# Task to complete
Output all entries verbatim, dropping pictures.

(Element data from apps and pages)
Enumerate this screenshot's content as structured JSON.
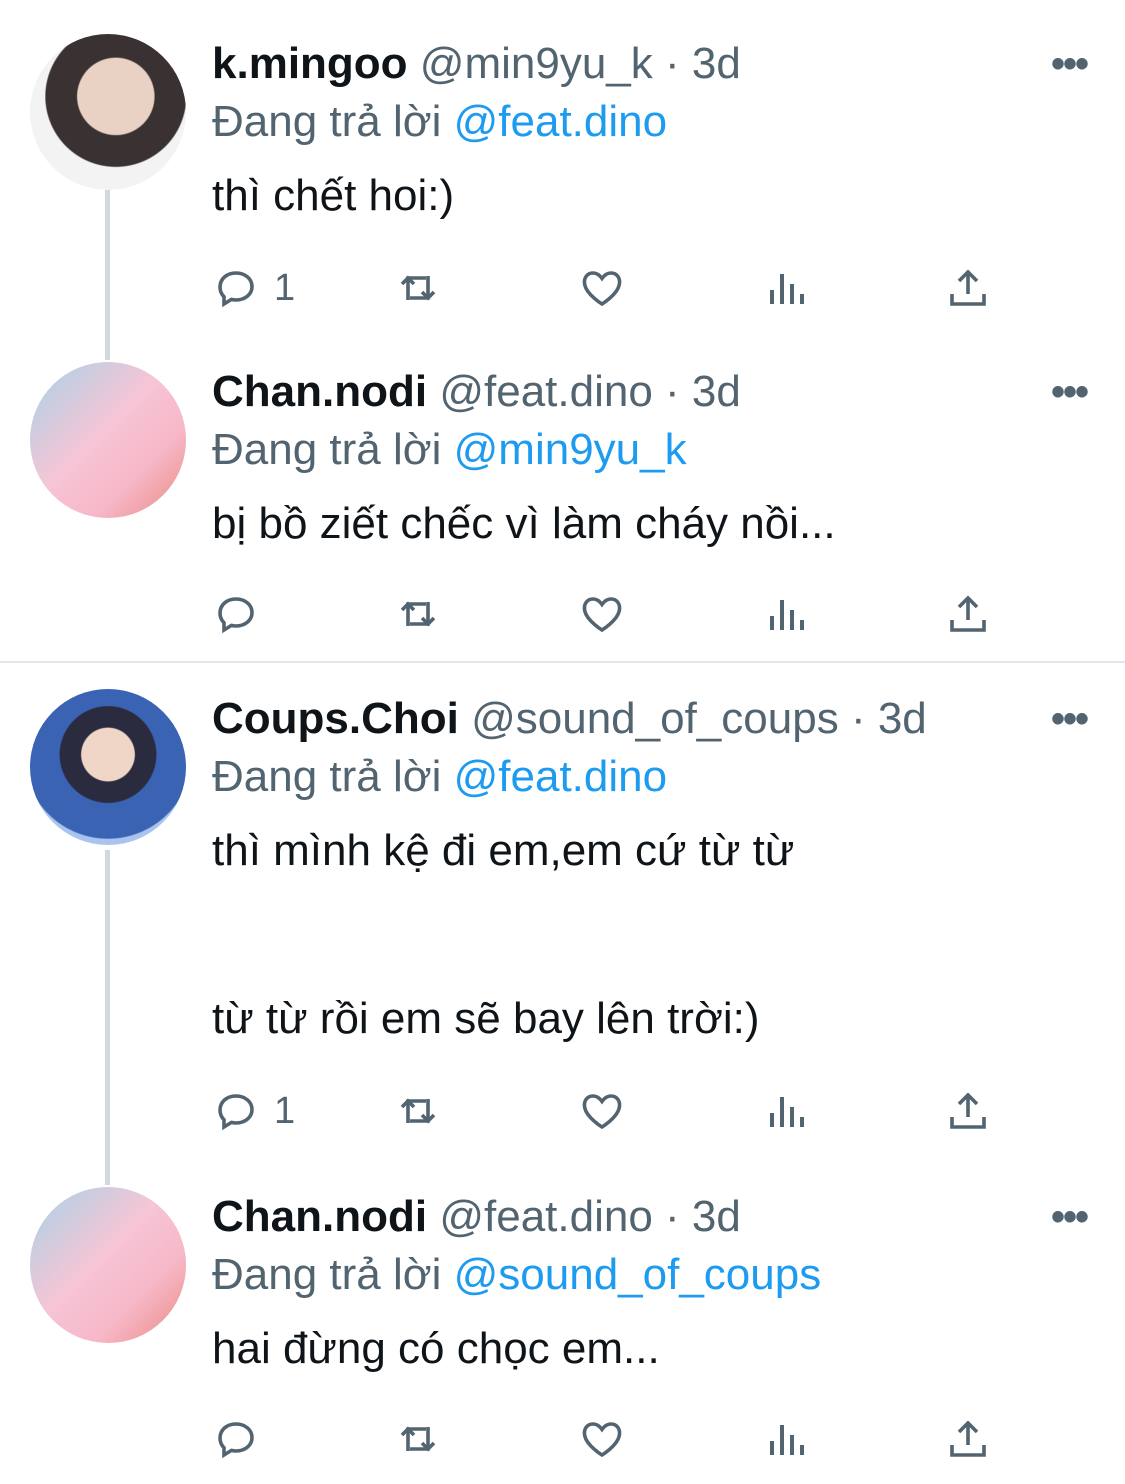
{
  "tweets": [
    {
      "name": "k.mingoo",
      "handle": "@min9yu_k",
      "sep": "·",
      "time": "3d",
      "reply_prefix": "Đang trả lời",
      "reply_to": "@feat.dino",
      "text": "thì chết hoi:)",
      "reply_count": "1"
    },
    {
      "name": "Chan.nodi",
      "handle": "@feat.dino",
      "sep": "·",
      "time": "3d",
      "reply_prefix": "Đang trả lời",
      "reply_to": "@min9yu_k",
      "text": "bị bồ ziết chếc vì làm cháy nồi...",
      "reply_count": ""
    },
    {
      "name": "Coups.Choi",
      "handle": "@sound_of_coups",
      "sep": "·",
      "time": "3d",
      "reply_prefix": "Đang trả lời",
      "reply_to": "@feat.dino",
      "text": "thì mình kệ đi em,em cứ từ từ\n\n\ntừ từ rồi em sẽ bay lên trời:)",
      "reply_count": "1"
    },
    {
      "name": "Chan.nodi",
      "handle": "@feat.dino",
      "sep": "·",
      "time": "3d",
      "reply_prefix": "Đang trả lời",
      "reply_to": "@sound_of_coups",
      "text": "hai đừng có chọc em...",
      "reply_count": ""
    }
  ],
  "icons": {
    "reply": "reply-icon",
    "retweet": "retweet-icon",
    "like": "heart-icon",
    "views": "views-icon",
    "share": "share-icon",
    "more": "more-icon"
  },
  "colors": {
    "link": "#1d9bf0",
    "muted": "#536471",
    "thread_line": "#cfd9de"
  }
}
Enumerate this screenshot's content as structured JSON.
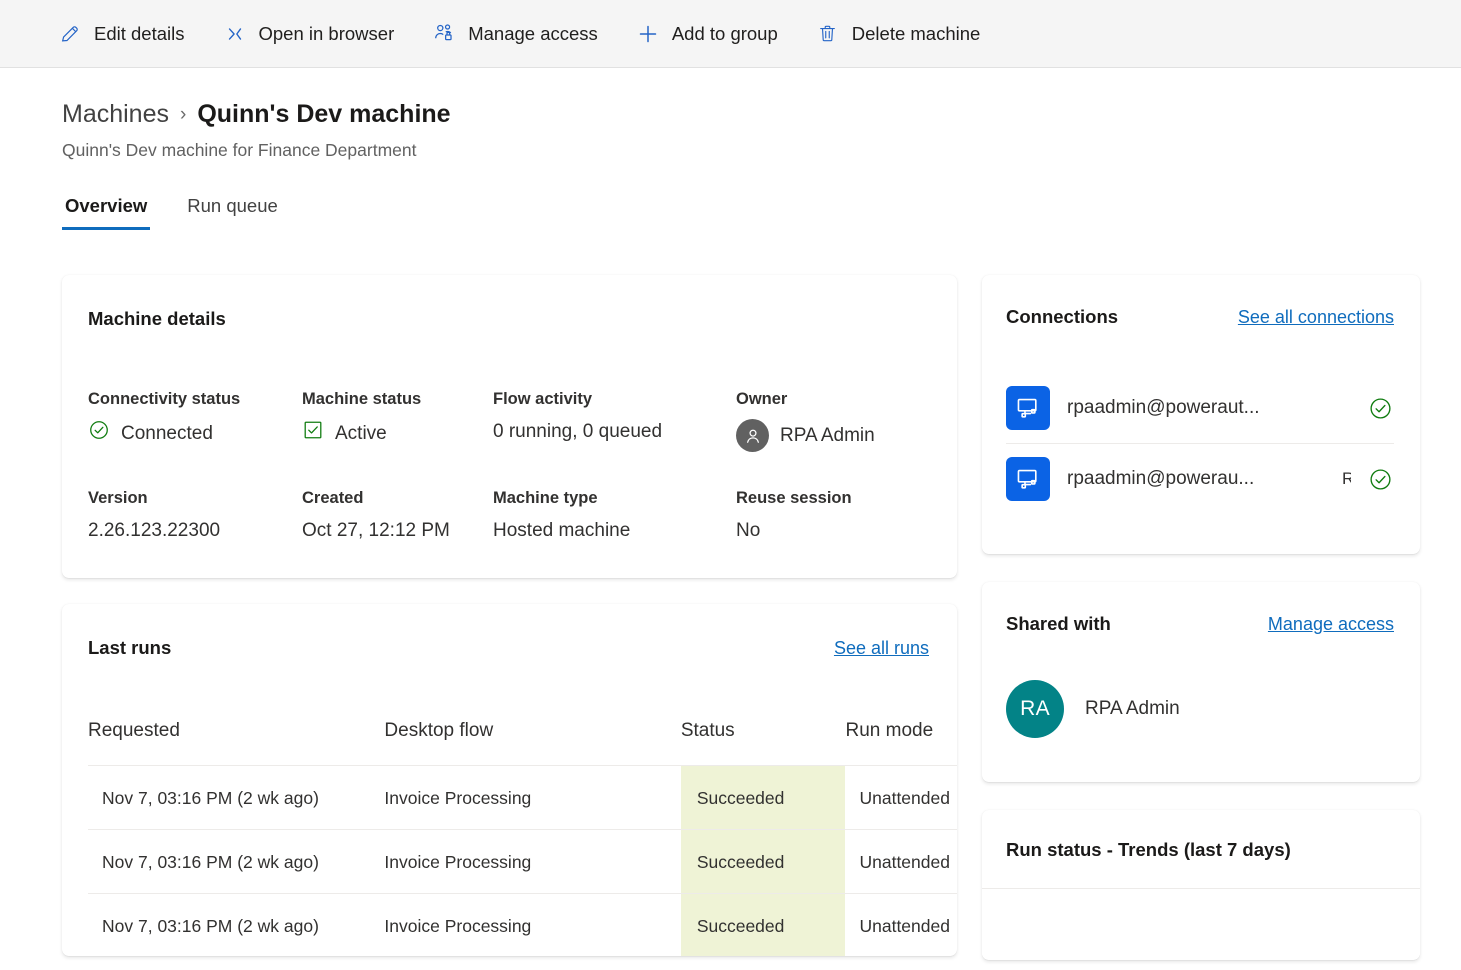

# Reply to the exercise
Enumerate this screenshot's content as structured JSON.
{
  "tweets": [
    {
      "name": "k.mingoo",
      "handle": "@min9yu_k",
      "sep": "·",
      "time": "3d",
      "reply_prefix": "Đang trả lời",
      "reply_to": "@feat.dino",
      "text": "thì chết hoi:)",
      "reply_count": "1"
    },
    {
      "name": "Chan.nodi",
      "handle": "@feat.dino",
      "sep": "·",
      "time": "3d",
      "reply_prefix": "Đang trả lời",
      "reply_to": "@min9yu_k",
      "text": "bị bồ ziết chếc vì làm cháy nồi...",
      "reply_count": ""
    },
    {
      "name": "Coups.Choi",
      "handle": "@sound_of_coups",
      "sep": "·",
      "time": "3d",
      "reply_prefix": "Đang trả lời",
      "reply_to": "@feat.dino",
      "text": "thì mình kệ đi em,em cứ từ từ\n\n\ntừ từ rồi em sẽ bay lên trời:)",
      "reply_count": "1"
    },
    {
      "name": "Chan.nodi",
      "handle": "@feat.dino",
      "sep": "·",
      "time": "3d",
      "reply_prefix": "Đang trả lời",
      "reply_to": "@sound_of_coups",
      "text": "hai đừng có chọc em...",
      "reply_count": ""
    }
  ],
  "icons": {
    "reply": "reply-icon",
    "retweet": "retweet-icon",
    "like": "heart-icon",
    "views": "views-icon",
    "share": "share-icon",
    "more": "more-icon"
  },
  "colors": {
    "link": "#1d9bf0",
    "muted": "#536471",
    "thread_line": "#cfd9de"
  }
}
Enumerate this screenshot's content as structured JSON.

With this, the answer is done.